[Data for this exercise]

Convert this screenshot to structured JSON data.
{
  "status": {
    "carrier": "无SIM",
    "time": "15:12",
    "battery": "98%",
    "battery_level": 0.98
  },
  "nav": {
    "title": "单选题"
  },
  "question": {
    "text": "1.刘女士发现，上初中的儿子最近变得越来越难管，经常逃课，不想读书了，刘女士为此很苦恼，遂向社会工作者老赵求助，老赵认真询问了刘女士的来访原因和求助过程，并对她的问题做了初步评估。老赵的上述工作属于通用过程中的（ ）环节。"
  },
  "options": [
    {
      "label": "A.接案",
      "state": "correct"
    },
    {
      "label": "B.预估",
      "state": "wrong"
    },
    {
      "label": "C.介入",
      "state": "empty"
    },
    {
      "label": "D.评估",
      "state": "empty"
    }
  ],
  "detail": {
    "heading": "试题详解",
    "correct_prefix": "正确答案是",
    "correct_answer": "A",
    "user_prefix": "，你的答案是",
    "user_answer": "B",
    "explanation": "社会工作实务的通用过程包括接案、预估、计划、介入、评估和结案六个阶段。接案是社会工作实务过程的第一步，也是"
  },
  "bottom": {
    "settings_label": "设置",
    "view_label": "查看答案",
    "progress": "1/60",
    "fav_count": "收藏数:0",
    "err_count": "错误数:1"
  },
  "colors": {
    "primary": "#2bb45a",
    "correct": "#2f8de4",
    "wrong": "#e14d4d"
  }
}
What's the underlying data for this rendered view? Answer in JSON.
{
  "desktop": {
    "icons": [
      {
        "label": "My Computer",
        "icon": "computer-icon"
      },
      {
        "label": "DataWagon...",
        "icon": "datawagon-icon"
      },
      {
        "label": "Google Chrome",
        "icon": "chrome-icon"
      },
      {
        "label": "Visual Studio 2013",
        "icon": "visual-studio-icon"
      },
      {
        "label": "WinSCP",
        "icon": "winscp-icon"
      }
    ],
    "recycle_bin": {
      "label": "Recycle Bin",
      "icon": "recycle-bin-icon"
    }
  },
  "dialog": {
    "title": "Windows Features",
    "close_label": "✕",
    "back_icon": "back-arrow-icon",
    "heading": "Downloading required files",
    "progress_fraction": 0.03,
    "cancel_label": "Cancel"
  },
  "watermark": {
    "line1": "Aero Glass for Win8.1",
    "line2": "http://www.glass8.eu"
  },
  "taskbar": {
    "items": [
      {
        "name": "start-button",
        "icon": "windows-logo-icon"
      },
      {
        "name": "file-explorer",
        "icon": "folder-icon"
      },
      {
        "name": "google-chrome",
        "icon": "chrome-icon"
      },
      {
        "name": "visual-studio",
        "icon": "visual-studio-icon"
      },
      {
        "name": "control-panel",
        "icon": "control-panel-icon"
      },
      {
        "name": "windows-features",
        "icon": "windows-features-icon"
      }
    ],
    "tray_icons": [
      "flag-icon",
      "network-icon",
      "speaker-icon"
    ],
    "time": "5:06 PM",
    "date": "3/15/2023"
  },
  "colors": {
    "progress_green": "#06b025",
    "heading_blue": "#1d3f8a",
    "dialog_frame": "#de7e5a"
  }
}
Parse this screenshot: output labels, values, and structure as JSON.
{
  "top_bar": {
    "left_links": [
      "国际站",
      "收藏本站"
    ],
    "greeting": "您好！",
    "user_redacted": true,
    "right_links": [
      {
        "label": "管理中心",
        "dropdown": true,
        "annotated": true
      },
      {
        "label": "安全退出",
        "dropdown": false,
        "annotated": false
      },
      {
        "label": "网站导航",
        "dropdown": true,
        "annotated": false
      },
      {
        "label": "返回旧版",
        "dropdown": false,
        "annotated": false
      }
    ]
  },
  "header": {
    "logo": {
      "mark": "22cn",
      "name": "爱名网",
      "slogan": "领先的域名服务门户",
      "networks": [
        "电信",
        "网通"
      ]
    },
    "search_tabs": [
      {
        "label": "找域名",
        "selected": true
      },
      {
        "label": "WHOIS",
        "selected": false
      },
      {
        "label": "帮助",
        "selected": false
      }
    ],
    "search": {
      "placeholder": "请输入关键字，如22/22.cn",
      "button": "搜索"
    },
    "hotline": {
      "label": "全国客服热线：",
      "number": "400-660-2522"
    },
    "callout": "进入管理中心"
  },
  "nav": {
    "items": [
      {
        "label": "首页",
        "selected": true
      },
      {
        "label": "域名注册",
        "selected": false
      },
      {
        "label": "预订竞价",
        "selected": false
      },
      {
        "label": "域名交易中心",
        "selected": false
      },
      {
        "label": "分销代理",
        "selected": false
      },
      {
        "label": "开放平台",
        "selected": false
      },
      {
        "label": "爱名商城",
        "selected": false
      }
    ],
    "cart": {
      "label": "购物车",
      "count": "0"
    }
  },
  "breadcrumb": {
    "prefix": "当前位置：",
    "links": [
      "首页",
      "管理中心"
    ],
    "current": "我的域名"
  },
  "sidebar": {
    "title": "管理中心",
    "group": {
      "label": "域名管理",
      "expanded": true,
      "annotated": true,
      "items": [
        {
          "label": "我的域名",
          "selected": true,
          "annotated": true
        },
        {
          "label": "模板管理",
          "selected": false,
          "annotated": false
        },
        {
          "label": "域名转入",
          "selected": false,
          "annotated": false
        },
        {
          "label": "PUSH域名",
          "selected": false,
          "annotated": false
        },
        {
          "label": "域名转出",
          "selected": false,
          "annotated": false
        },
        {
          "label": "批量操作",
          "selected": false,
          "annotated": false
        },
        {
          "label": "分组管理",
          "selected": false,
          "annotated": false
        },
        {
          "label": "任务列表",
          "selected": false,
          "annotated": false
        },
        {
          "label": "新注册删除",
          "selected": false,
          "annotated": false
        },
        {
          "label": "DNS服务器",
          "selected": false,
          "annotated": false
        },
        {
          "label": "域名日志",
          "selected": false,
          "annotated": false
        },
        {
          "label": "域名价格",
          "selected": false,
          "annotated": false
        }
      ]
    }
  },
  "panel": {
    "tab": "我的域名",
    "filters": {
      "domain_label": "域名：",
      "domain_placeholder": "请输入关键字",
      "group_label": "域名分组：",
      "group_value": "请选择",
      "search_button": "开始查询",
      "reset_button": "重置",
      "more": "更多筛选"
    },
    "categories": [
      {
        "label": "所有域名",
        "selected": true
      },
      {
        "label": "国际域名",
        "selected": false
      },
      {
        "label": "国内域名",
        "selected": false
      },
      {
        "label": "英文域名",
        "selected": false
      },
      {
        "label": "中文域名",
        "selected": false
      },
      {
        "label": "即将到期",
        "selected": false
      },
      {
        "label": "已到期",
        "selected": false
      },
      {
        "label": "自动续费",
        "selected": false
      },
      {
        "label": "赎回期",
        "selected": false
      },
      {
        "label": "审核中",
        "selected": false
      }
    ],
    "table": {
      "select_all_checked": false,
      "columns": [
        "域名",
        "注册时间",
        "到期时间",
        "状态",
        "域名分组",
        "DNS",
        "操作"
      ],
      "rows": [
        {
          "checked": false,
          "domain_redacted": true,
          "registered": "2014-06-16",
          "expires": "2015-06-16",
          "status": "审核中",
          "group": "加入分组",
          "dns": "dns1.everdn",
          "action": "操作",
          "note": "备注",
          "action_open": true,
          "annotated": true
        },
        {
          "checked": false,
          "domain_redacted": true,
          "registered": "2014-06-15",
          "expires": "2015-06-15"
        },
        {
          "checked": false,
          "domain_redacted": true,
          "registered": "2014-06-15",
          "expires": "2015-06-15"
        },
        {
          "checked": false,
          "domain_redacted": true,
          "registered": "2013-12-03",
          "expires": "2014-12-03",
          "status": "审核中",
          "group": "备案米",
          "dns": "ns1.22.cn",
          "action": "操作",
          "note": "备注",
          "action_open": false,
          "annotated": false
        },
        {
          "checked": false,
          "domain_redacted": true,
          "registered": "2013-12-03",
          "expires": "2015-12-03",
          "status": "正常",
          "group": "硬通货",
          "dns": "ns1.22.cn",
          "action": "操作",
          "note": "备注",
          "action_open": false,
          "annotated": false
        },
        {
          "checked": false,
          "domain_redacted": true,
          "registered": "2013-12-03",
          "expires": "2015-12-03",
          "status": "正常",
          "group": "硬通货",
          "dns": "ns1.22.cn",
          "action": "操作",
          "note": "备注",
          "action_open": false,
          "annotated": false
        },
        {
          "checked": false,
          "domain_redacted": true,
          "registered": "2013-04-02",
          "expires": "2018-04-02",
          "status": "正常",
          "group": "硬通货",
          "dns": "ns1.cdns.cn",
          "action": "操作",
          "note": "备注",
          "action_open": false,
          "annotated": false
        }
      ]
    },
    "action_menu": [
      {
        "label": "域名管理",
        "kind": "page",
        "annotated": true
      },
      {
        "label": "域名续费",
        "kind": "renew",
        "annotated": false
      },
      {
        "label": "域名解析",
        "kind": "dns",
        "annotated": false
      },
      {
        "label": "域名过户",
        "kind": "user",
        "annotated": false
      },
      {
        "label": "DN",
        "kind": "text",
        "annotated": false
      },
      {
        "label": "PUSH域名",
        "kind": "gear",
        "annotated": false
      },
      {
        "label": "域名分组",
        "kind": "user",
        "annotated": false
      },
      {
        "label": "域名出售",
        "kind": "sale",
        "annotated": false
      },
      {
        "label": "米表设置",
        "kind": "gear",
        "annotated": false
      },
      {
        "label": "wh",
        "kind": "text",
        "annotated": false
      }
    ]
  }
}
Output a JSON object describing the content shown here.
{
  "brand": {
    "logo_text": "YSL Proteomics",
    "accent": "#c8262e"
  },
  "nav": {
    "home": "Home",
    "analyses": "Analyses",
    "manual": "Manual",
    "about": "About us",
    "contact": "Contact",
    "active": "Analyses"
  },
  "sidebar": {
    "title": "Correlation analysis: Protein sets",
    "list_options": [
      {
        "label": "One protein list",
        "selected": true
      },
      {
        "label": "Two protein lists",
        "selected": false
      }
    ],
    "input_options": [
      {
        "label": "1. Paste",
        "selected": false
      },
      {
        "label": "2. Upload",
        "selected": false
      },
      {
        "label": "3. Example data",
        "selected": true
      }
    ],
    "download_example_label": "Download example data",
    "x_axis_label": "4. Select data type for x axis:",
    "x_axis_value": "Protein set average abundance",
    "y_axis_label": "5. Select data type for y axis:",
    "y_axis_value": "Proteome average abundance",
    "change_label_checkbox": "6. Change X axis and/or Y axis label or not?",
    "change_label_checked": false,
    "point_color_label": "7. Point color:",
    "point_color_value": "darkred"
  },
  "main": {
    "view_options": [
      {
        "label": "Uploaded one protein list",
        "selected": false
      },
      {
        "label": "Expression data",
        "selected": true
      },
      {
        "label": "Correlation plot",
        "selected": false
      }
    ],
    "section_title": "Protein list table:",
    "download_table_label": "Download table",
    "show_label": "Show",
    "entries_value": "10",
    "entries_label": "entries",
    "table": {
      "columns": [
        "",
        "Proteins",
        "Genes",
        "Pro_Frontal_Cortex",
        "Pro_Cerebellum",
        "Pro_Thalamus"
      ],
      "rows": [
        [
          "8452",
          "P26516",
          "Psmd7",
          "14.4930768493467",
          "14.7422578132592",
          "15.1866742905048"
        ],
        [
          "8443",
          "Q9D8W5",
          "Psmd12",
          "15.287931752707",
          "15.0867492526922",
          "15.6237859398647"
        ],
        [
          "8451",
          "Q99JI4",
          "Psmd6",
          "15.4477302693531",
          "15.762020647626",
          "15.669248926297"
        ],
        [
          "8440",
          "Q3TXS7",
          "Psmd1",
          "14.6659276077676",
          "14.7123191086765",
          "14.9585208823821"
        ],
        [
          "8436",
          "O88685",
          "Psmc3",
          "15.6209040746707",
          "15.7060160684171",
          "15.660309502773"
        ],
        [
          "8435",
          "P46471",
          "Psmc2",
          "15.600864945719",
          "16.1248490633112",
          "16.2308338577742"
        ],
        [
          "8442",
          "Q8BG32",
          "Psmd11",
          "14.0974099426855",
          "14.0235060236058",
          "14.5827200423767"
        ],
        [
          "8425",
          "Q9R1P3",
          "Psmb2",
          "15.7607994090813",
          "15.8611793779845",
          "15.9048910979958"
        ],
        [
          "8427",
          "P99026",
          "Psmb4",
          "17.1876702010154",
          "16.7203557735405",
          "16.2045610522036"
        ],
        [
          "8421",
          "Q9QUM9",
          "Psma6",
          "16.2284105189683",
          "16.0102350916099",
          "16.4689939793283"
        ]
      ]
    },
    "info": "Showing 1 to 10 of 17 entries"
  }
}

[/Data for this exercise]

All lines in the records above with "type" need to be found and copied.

* Exercise result *
    "x_axis_label": "4. Select data type for x axis:",
    "y_axis_label": "5. Select data type for y axis:",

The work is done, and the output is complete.